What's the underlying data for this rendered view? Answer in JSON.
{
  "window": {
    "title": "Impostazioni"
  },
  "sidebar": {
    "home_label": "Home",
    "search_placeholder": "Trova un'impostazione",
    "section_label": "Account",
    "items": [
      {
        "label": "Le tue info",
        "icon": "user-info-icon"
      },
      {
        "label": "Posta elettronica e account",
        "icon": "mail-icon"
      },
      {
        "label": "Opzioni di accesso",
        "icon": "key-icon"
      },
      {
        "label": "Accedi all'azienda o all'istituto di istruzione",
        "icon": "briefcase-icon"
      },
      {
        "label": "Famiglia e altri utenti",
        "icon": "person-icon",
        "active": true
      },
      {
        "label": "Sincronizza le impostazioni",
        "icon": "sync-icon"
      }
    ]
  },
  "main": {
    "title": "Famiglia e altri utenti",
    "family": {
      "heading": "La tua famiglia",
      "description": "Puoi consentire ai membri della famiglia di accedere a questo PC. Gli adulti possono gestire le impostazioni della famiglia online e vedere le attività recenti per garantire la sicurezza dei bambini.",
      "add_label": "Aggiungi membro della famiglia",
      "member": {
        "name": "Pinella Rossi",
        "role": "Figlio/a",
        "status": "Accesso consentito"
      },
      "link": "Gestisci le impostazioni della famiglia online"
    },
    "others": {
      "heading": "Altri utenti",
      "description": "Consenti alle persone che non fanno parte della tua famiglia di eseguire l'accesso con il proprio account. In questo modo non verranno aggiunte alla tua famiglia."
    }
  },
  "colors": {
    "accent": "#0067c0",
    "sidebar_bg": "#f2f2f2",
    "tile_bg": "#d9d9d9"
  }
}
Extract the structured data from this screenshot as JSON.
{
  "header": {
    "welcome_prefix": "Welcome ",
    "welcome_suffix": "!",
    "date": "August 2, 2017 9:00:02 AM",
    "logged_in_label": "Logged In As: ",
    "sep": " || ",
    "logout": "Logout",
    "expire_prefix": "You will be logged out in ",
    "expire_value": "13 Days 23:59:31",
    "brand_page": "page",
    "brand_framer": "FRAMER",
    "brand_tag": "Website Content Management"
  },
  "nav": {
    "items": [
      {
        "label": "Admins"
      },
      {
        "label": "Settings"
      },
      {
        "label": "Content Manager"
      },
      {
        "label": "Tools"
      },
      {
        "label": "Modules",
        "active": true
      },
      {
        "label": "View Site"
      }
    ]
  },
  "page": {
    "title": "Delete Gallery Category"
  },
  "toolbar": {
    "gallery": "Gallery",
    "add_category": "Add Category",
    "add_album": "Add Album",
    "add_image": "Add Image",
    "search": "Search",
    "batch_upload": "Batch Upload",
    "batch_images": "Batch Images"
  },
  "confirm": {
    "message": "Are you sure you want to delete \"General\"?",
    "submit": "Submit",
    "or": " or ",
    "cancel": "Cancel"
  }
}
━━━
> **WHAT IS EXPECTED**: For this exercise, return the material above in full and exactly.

> **RESULT OF THE EXERCISE**:
What's the underlying data for this rendered view? Answer in JSON.
{
  "window": {
    "title": "Impostazioni"
  },
  "sidebar": {
    "home_label": "Home",
    "search_placeholder": "Trova un'impostazione",
    "section_label": "Account",
    "items": [
      {
        "label": "Le tue info",
        "icon": "user-info-icon"
      },
      {
        "label": "Posta elettronica e account",
        "icon": "mail-icon"
      },
      {
        "label": "Opzioni di accesso",
        "icon": "key-icon"
      },
      {
        "label": "Accedi all'azienda o all'istituto di istruzione",
        "icon": "briefcase-icon"
      },
      {
        "label": "Famiglia e altri utenti",
        "icon": "person-icon",
        "active": true
      },
      {
        "label": "Sincronizza le impostazioni",
        "icon": "sync-icon"
      }
    ]
  },
  "main": {
    "title": "Famiglia e altri utenti",
    "family": {
      "heading": "La tua famiglia",
      "description": "Puoi consentire ai membri della famiglia di accedere a questo PC. Gli adulti possono gestire le impostazioni della famiglia online e vedere le attività recenti per garantire la sicurezza dei bambini.",
      "add_label": "Aggiungi membro della famiglia",
      "member": {
        "name": "Pinella Rossi",
        "role": "Figlio/a",
        "status": "Accesso consentito"
      },
      "link": "Gestisci le impostazioni della famiglia online"
    },
    "others": {
      "heading": "Altri utenti",
      "description": "Consenti alle persone che non fanno parte della tua famiglia di eseguire l'accesso con il proprio account. In questo modo non verranno aggiunte alla tua famiglia."
    }
  },
  "colors": {
    "accent": "#0067c0",
    "sidebar_bg": "#f2f2f2",
    "tile_bg": "#d9d9d9"
  }
}
Extract the structured data from this screenshot as JSON.
{
  "header": {
    "welcome_prefix": "Welcome ",
    "welcome_suffix": "!",
    "date": "August 2, 2017 9:00:02 AM",
    "logged_in_label": "Logged In As: ",
    "sep": " || ",
    "logout": "Logout",
    "expire_prefix": "You will be logged out in ",
    "expire_value": "13 Days 23:59:31",
    "brand_page": "page",
    "brand_framer": "FRAMER",
    "brand_tag": "Website Content Management"
  },
  "nav": {
    "items": [
      {
        "label": "Admins"
      },
      {
        "label": "Settings"
      },
      {
        "label": "Content Manager"
      },
      {
        "label": "Tools"
      },
      {
        "label": "Modules",
        "active": true
      },
      {
        "label": "View Site"
      }
    ]
  },
  "page": {
    "title": "Delete Gallery Category"
  },
  "toolbar": {
    "gallery": "Gallery",
    "add_category": "Add Category",
    "add_album": "Add Album",
    "add_image": "Add Image",
    "search": "Search",
    "batch_upload": "Batch Upload",
    "batch_images": "Batch Images"
  },
  "confirm": {
    "message": "Are you sure you want to delete \"General\"?",
    "submit": "Submit",
    "or": " or ",
    "cancel": "Cancel"
  }
}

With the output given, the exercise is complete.